Joe Vs. The Humaniac

Yesterday, while driving from the fine city of LaFayette, Indiana to the windy city of Chicago, Illinois, I got a bit hungry. So I stopped at a roadside diner for a bite. It wasn't a bad diner. It had a lunch buffet, and I'm a huge fan of getting all the fruit I can eat. And there was baked chicken. I get the protein, my dog Haggis gets the skin, everyone's happy.

It was a pretty day. Sunny, about 88 degrees, slight breeze... Your typical late summer day. And because it was warmer than I consider safe for my dog to stay in the car without ventilation, I wanted to bring her in. But the diner wouldn't let her come in. It was very Mos Eisley Cantina of them. They wouldn't serve her kind there.

So, I decided to leave her in the car, but enable the remote start. It runs the car for 15 minutes at at a time and allows the air conditioning to blow, keeping her cool and comfortable. The diner didn't have to suffer a dog, I got to eat, and my dog didn't have to languish in the heat. It worked fine for everyone involved.

Everyone, that is, except for the Humaniac.

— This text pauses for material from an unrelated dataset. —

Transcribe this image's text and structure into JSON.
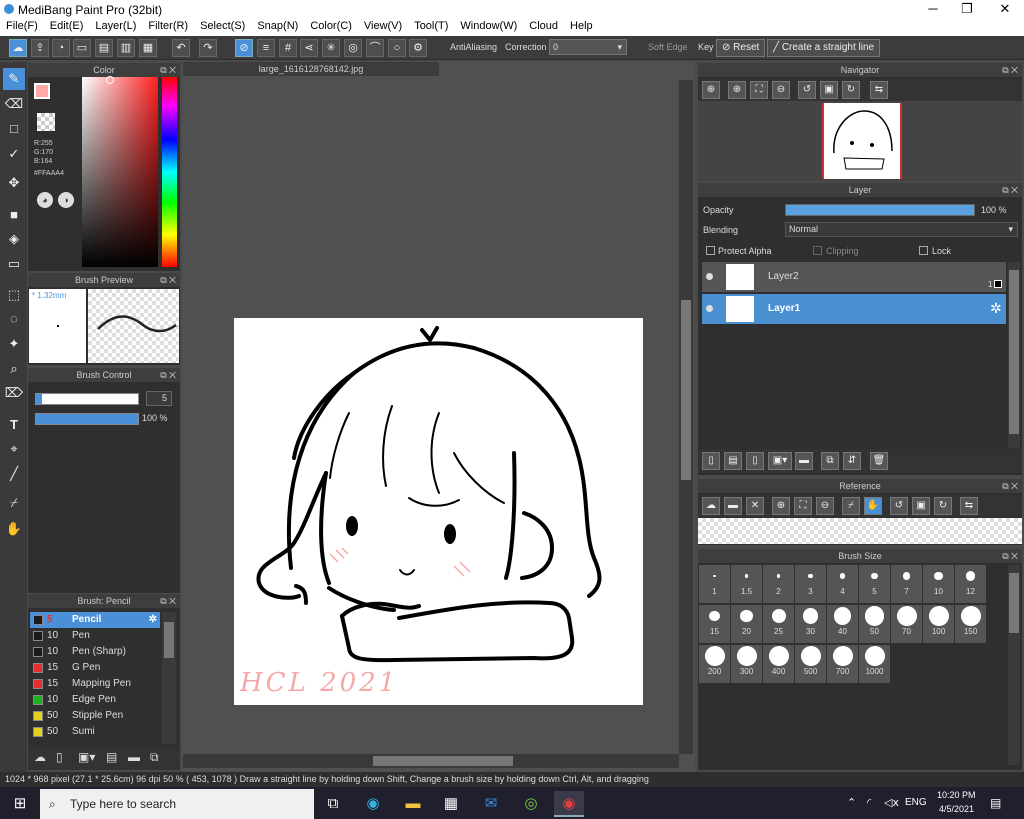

In the field of animal welfare, the term Humaniac describes a person who is obsessed with the welfare of animals. Not in a healthy way, mind you -- there are people who have made it their life's mission to help animals, and they're a kind of obsessed that translates into dedication. These people, the Humaniacs... They're sick. They make the welfare of even a single animal a point of obsession, even to the detriment of other healthy animals and people and themselves. They refuse to believe that euthanasia can be a humane alternative for an animal whose quality of life is horrible. They demand that fortunes be spent for marginal increases in comfort or lifespan of an animal.

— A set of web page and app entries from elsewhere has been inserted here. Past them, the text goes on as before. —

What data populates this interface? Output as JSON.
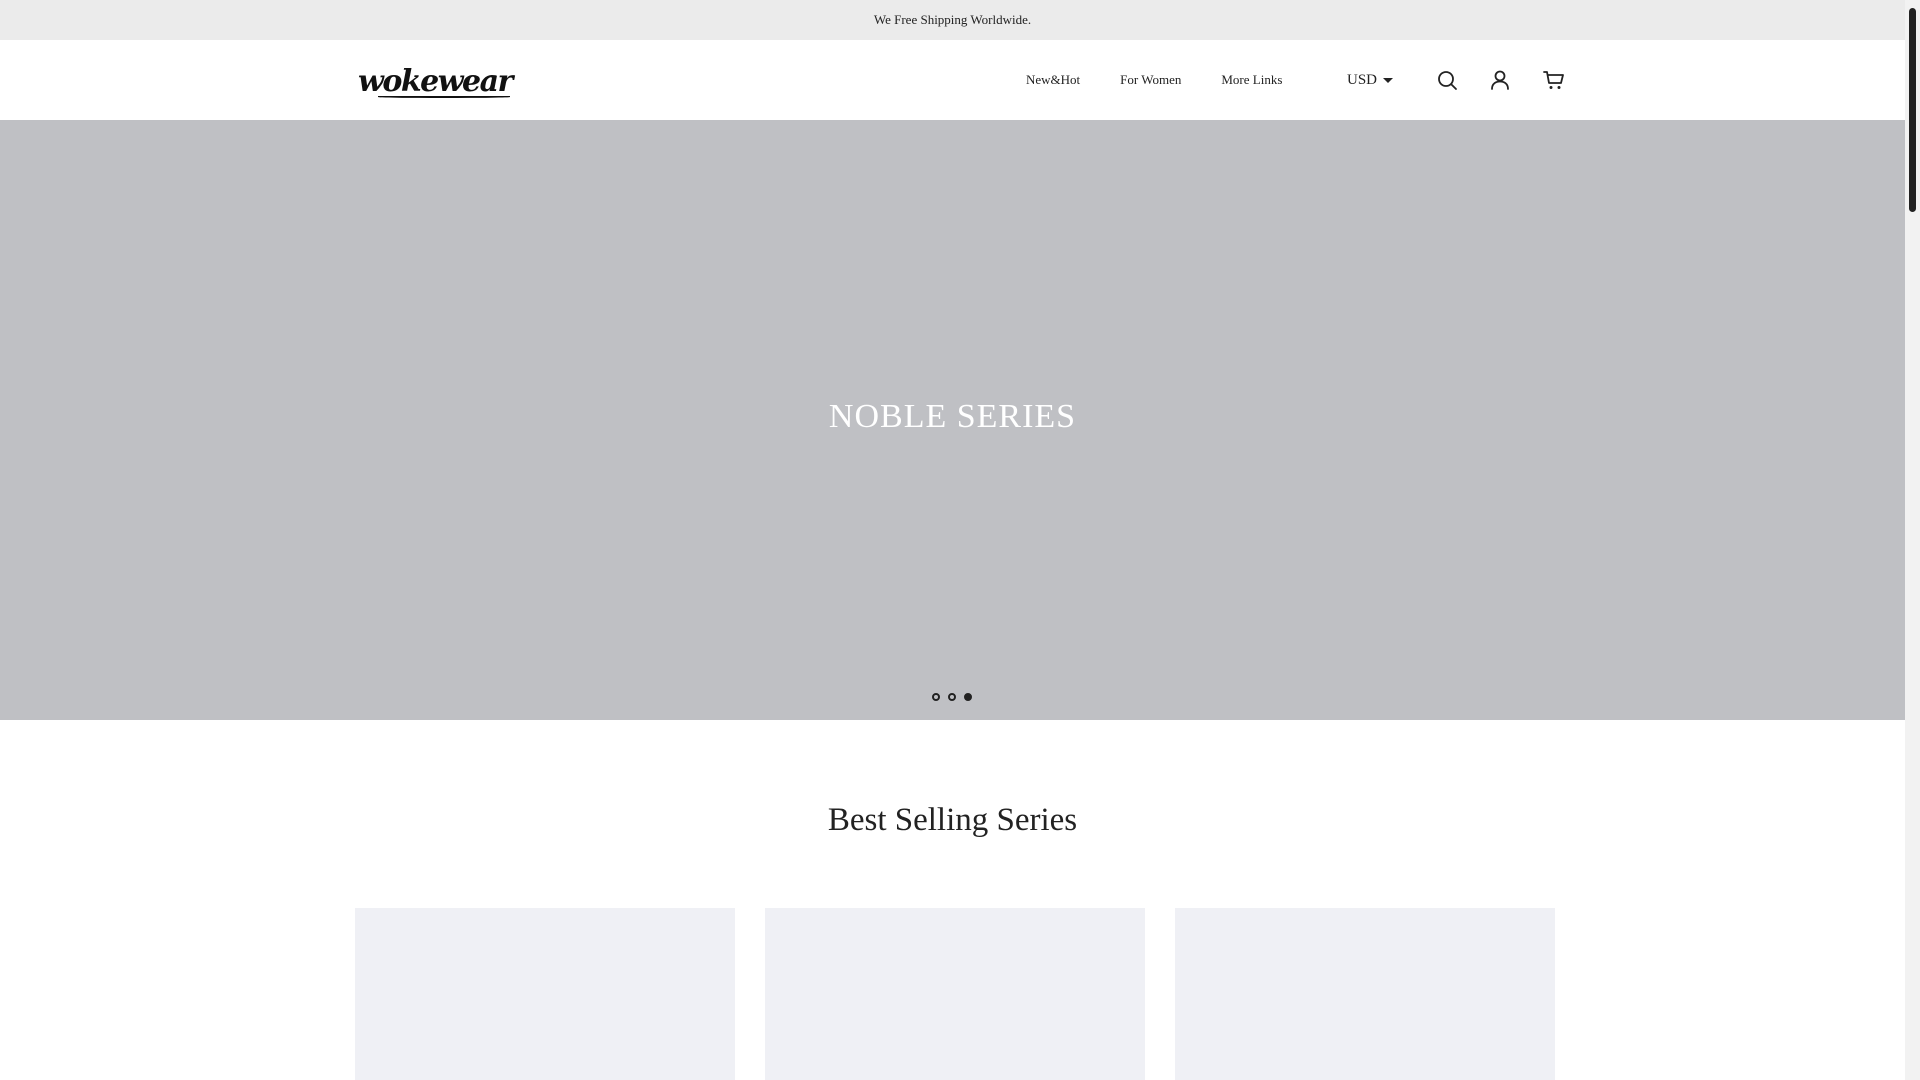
{
  "announcement": {
    "text": "We Free Shipping Worldwide."
  },
  "header": {
    "logo_text": "wokewear",
    "nav": [
      {
        "label": "New&Hot"
      },
      {
        "label": "For Women"
      },
      {
        "label": "More Links"
      }
    ],
    "currency": {
      "selected": "USD"
    },
    "icons": [
      "search-icon",
      "account-icon",
      "cart-icon"
    ]
  },
  "hero": {
    "title": "NOBLE SERIES",
    "slides_count": 3,
    "active_slide": 3
  },
  "best_selling": {
    "title": "Best Selling Series"
  },
  "colors": {
    "announcement_bg": "#ebebeb",
    "hero_bg": "#bfc0c4",
    "card_placeholder": "#eff0f5",
    "text": "#222222"
  }
}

They threaten to take a hammer to your truck window and call the cops when you leave your dog inside it, even with the windows rolled down and the air conditioner running. You know, that kind of thing.

I heard an announcement over the diner speakers asking for the owner of a black Ram truck to come to the hostess stand. So I did, and there she was -- The Humaniac. There really is no other way to describe this woman besides "your typical overweight greying redneck old maid in a mumu with nothing better to do with her life than create issues to try to make her feel important."

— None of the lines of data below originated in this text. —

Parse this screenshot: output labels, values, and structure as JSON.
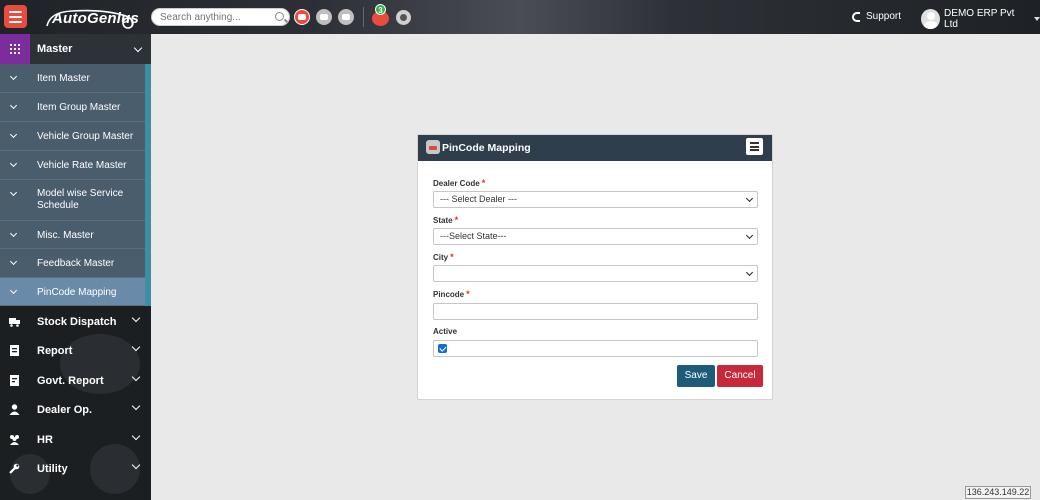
{
  "topbar": {
    "logo_text": "AutoGenius",
    "search_placeholder": "Search anything...",
    "notification_count": "3",
    "support_label": "Support",
    "user_name": "DEMO ERP Pvt Ltd"
  },
  "sidebar": {
    "master_label": "Master",
    "sub_items": [
      {
        "label": "Item Master"
      },
      {
        "label": "Item Group Master"
      },
      {
        "label": "Vehicle Group Master"
      },
      {
        "label": "Vehicle Rate Master"
      },
      {
        "label": "Model wise Service Schedule"
      },
      {
        "label": "Misc. Master"
      },
      {
        "label": "Feedback Master"
      },
      {
        "label": "PinCode Mapping"
      }
    ],
    "main_items": [
      {
        "label": "Stock Dispatch"
      },
      {
        "label": "Report"
      },
      {
        "label": "Govt. Report"
      },
      {
        "label": "Dealer Op."
      },
      {
        "label": "HR"
      },
      {
        "label": "Utility"
      }
    ]
  },
  "form": {
    "title": "PinCode Mapping",
    "dealer_code_label": "Dealer Code",
    "dealer_code_value": "--- Select Dealer ---",
    "state_label": "State",
    "state_value": "---Select State---",
    "city_label": "City",
    "city_value": "",
    "pincode_label": "Pincode",
    "pincode_value": "",
    "active_label": "Active",
    "active_checked": true,
    "required_mark": "*",
    "save_label": "Save",
    "cancel_label": "Cancel"
  },
  "footer": {
    "ip_address": "136.243.149.22"
  },
  "colors": {
    "accent_red": "#e94b3c",
    "master_purple": "#7d2c9d",
    "card_header": "#2f3e4d",
    "save_blue": "#1d5b7a",
    "cancel_red": "#c7283a"
  }
}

Before I could even say a word, she laid into me. "You own that black truck?" she said, jowls shaking.

"Yah?" I responded.

She glared at me through her fat cheeks. "How DARE you leave that precious darling to suffer in the sun and the heat!"

It took me a minute to realize what she was going on about. "My dog?" I asked, knowing the answer by then but wanting to confirm.

"Yes, your dog!" she snapped. "Well... It SHOULDN'T be yours, the way you treat it..."

I sighed. "The engine's running," I answered. "The air conditioning is on, and the windows are down. Trust me, she's fine."

Her face turned red. "Like hell she's fine!" she barked. "She's locked in a hot car with the sun coming in! How... Torturous! How inhumane!"


"I'm calling the police!" she yelled.

This whole time, the poor hostess didn't say a word. I think she knew better.

"Fine, please do," I said. "When you do, tell them there's an overheated bitch at a diner, going on about a dog locked in a car."

This didn't really make things any better. I wouldn't have been at all surprised if she suddenly exploded and showered the entire place with goo. But instead, she just stood there and stammered furiously. I walked away before she could get a word in edgewise. I dropped some cash on the table, grabbed my bag and walked back to the door.

"Come here," I said.

She followed me out to the truck, which was still running. I opened the door. "Here, stick your head in there."

She refused. "I don't need to see how hot it is in there! I know how hot it is out here!"

"Lady, stick your head in there."

She did.

"You see? Nice and frosty," I replied. "I treat my dog well."

She sneered. "I'd treat her better," she said.

I laughed. "I'm sure you would, if she didn't run away from sheer terror every time you tried to feed her."

"You're an asshole!" she yelled.

"You're adorable!" I replied.

She marched away. I got into the car and handed my dog some chicken skin I brought out in a napkin. Together, we drove on up to Chicago. Another day in the life and times of one Joe Peacock and his faithful dog, Haggis.